**WORK REQUEST:** Please write out all of the entries exactly as they appear.

**DATA TO USE:**

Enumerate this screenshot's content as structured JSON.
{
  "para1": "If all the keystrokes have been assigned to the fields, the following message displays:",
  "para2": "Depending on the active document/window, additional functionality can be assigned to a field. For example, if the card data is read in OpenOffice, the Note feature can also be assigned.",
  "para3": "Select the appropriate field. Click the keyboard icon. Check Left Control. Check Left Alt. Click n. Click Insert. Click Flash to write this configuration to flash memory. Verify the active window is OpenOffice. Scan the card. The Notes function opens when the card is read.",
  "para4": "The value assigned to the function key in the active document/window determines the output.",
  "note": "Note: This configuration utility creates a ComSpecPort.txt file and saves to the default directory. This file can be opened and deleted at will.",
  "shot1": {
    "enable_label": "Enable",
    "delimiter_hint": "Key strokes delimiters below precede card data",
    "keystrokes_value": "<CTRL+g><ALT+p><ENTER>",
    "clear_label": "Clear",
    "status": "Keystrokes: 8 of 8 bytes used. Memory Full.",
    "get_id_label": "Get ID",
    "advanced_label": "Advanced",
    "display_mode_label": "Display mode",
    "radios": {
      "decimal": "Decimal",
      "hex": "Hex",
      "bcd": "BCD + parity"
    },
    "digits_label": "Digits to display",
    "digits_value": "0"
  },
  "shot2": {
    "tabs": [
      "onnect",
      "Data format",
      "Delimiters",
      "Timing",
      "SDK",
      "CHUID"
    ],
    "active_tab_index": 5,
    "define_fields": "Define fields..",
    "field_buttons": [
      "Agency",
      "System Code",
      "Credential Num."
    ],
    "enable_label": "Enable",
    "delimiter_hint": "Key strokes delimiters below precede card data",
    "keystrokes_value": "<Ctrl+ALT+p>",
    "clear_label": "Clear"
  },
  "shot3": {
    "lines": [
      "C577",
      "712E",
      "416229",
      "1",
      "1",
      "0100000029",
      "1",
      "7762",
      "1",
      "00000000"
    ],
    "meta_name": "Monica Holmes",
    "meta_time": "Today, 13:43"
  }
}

**RESPONSE:**
Enumerate this screenshot's content as structured JSON.
{
  "para1": "If all the keystrokes have been assigned to the fields, the following message displays:",
  "para2": "Depending on the active document/window, additional functionality can be assigned to a field. For example, if the card data is read in OpenOffice, the Note feature can also be assigned.",
  "para3": "Select the appropriate field. Click the keyboard icon. Check Left Control. Check Left Alt. Click n. Click Insert. Click Flash to write this configuration to flash memory. Verify the active window is OpenOffice. Scan the card. The Notes function opens when the card is read.",
  "para4": "The value assigned to the function key in the active document/window determines the output.",
  "note": "Note: This configuration utility creates a ComSpecPort.txt file and saves to the default directory. This file can be opened and deleted at will.",
  "shot1": {
    "enable_label": "Enable",
    "delimiter_hint": "Key strokes delimiters below precede card data",
    "keystrokes_value": "<CTRL+g><ALT+p><ENTER>",
    "clear_label": "Clear",
    "status": "Keystrokes: 8 of 8 bytes used. Memory Full.",
    "get_id_label": "Get ID",
    "advanced_label": "Advanced",
    "display_mode_label": "Display mode",
    "radios": {
      "decimal": "Decimal",
      "hex": "Hex",
      "bcd": "BCD + parity"
    },
    "digits_label": "Digits to display",
    "digits_value": "0"
  },
  "shot2": {
    "tabs": [
      "onnect",
      "Data format",
      "Delimiters",
      "Timing",
      "SDK",
      "CHUID"
    ],
    "active_tab_index": 5,
    "define_fields": "Define fields..",
    "field_buttons": [
      "Agency",
      "System Code",
      "Credential Num."
    ],
    "enable_label": "Enable",
    "delimiter_hint": "Key strokes delimiters below precede card data",
    "keystrokes_value": "<Ctrl+ALT+p>",
    "clear_label": "Clear"
  },
  "shot3": {
    "lines": [
      "C577",
      "712E",
      "416229",
      "1",
      "1",
      "0100000029",
      "1",
      "7762",
      "1",
      "00000000"
    ],
    "meta_name": "Monica Holmes",
    "meta_time": "Today, 13:43"
  }
}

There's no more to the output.